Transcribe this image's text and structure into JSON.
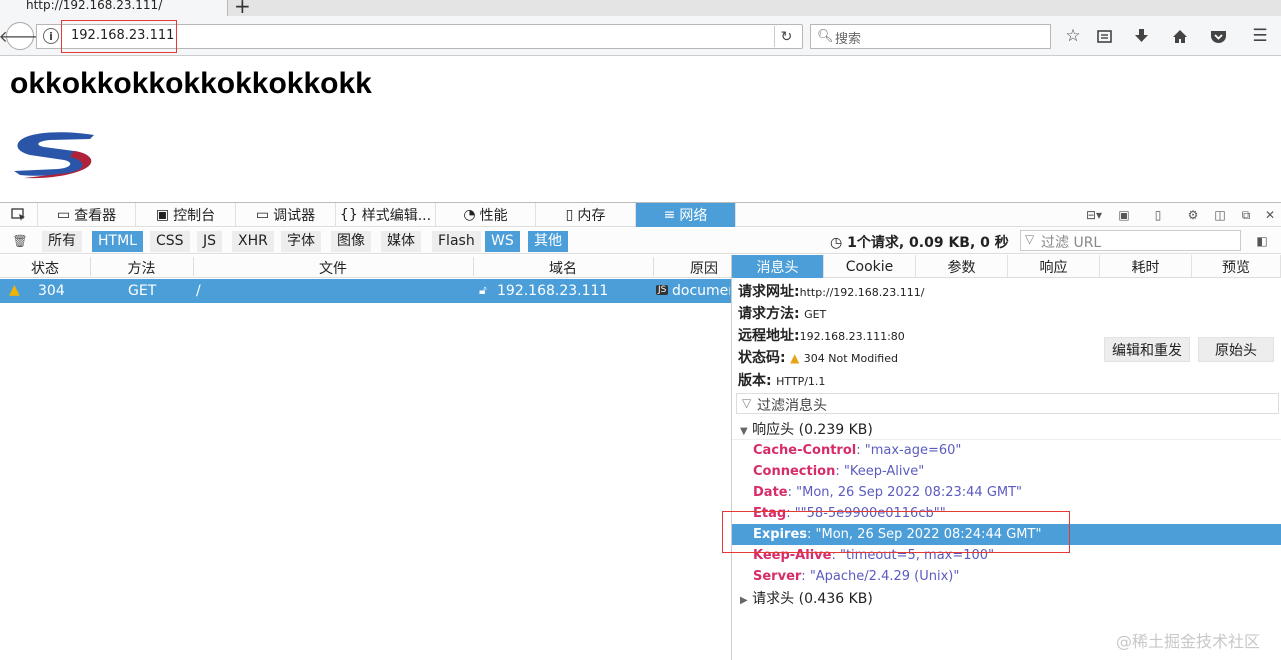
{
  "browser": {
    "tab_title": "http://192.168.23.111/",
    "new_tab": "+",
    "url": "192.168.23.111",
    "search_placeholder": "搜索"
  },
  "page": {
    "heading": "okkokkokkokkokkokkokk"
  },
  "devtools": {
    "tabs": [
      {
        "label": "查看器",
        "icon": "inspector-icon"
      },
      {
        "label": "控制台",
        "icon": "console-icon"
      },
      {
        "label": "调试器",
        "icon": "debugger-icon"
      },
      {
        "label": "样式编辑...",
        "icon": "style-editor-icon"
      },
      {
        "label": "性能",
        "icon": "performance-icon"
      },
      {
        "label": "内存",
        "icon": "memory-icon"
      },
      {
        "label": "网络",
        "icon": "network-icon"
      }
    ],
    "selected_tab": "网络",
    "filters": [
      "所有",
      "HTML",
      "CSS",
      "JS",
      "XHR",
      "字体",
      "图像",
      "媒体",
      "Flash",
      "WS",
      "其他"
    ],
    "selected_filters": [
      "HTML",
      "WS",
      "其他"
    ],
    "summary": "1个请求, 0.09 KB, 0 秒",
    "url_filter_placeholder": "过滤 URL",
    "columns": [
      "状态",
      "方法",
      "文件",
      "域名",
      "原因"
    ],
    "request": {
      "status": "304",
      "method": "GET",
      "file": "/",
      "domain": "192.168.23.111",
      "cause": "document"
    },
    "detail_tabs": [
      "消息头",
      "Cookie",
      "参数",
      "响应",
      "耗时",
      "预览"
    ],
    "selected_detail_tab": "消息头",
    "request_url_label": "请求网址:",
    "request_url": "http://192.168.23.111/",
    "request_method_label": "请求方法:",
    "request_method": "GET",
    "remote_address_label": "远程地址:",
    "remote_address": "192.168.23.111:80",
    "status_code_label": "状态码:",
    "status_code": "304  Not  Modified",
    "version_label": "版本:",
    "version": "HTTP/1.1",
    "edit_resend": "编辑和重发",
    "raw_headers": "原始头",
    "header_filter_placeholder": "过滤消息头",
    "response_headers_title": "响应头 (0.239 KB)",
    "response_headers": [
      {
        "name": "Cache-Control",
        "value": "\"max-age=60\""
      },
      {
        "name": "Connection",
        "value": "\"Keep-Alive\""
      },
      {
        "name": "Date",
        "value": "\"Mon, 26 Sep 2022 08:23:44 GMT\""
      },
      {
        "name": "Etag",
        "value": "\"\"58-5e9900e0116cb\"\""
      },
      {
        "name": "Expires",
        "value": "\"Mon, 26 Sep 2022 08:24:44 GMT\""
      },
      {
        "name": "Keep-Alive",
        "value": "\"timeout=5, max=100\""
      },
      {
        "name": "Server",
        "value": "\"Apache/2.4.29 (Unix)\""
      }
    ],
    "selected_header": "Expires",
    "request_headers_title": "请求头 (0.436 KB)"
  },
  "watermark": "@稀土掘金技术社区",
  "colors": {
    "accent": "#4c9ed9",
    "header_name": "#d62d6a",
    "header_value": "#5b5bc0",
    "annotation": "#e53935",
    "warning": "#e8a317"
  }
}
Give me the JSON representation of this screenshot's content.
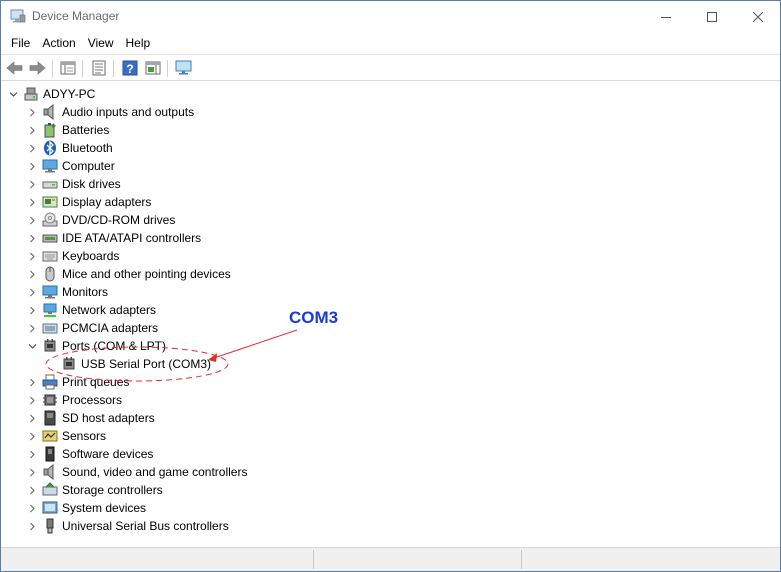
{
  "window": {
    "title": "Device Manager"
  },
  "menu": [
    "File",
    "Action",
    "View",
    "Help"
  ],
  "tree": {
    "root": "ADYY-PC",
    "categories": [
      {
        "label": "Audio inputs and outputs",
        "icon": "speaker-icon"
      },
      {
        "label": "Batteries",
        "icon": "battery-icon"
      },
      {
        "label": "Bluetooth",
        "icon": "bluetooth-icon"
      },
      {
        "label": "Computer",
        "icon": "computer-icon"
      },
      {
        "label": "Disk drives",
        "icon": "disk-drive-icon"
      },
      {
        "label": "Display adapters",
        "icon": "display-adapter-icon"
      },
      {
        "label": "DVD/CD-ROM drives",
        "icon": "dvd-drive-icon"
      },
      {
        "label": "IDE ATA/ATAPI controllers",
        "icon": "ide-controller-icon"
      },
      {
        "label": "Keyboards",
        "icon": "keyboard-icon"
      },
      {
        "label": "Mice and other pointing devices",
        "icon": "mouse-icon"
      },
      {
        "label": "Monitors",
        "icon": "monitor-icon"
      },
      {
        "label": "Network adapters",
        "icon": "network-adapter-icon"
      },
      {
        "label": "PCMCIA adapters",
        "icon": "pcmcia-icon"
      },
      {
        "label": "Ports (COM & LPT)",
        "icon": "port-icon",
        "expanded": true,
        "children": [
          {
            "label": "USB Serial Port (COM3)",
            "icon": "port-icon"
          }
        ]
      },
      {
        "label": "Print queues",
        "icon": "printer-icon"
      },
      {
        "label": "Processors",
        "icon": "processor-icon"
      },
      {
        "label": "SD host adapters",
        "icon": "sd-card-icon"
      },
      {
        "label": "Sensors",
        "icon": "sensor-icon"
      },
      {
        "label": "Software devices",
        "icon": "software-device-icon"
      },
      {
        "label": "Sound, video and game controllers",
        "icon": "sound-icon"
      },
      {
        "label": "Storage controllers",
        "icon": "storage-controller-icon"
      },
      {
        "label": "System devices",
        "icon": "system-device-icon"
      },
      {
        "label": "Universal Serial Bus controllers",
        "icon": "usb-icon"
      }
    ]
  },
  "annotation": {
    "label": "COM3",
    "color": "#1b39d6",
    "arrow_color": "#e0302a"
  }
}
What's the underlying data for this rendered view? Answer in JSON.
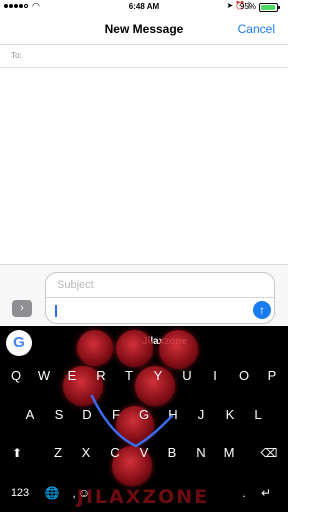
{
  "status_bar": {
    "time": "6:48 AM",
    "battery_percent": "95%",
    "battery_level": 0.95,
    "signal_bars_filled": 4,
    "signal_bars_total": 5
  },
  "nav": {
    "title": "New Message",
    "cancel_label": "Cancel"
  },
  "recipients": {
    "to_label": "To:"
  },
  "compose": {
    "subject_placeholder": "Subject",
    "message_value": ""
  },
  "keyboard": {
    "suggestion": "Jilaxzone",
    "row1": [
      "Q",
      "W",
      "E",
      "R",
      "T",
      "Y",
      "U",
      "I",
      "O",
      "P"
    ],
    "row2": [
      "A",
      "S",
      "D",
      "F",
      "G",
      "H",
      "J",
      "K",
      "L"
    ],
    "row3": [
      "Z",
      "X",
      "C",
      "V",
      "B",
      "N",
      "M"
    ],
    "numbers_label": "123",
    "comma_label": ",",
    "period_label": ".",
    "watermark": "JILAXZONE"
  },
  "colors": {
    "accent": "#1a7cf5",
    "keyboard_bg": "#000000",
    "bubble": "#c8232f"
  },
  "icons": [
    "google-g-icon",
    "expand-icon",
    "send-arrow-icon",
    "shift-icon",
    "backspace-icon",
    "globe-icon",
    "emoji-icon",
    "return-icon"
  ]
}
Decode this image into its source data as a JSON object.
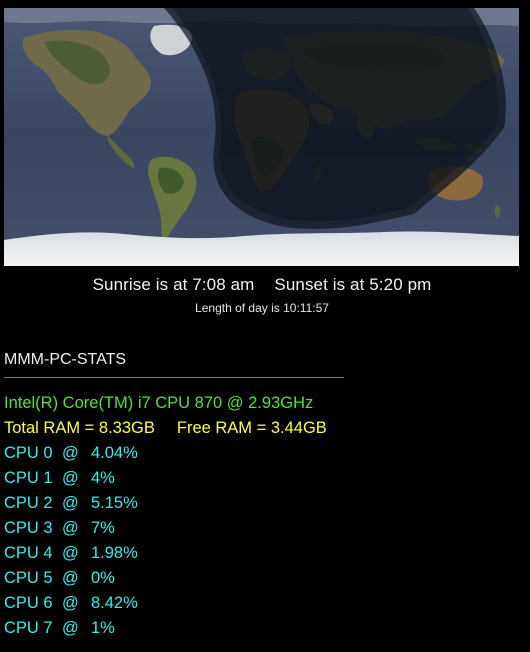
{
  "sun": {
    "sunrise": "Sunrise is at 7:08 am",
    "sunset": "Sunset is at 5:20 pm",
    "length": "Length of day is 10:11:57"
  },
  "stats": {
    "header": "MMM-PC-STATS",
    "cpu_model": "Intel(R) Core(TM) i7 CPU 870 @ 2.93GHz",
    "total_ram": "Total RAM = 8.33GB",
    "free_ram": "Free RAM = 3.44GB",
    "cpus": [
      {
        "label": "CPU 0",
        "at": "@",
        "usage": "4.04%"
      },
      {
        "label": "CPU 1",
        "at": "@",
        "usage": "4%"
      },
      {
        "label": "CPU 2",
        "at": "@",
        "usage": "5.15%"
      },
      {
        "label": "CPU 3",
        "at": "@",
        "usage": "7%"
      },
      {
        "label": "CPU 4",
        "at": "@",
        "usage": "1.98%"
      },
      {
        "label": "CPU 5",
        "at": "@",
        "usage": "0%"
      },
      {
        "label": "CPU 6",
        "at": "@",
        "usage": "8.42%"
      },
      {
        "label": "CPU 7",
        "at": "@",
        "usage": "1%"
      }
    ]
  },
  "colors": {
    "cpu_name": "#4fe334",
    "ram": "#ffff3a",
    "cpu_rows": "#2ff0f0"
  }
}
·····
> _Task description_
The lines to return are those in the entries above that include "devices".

> _Solution to the exercise_
        "label": "Mice and other pointing devices",
        "label": "Software devices",
        "label": "System devices",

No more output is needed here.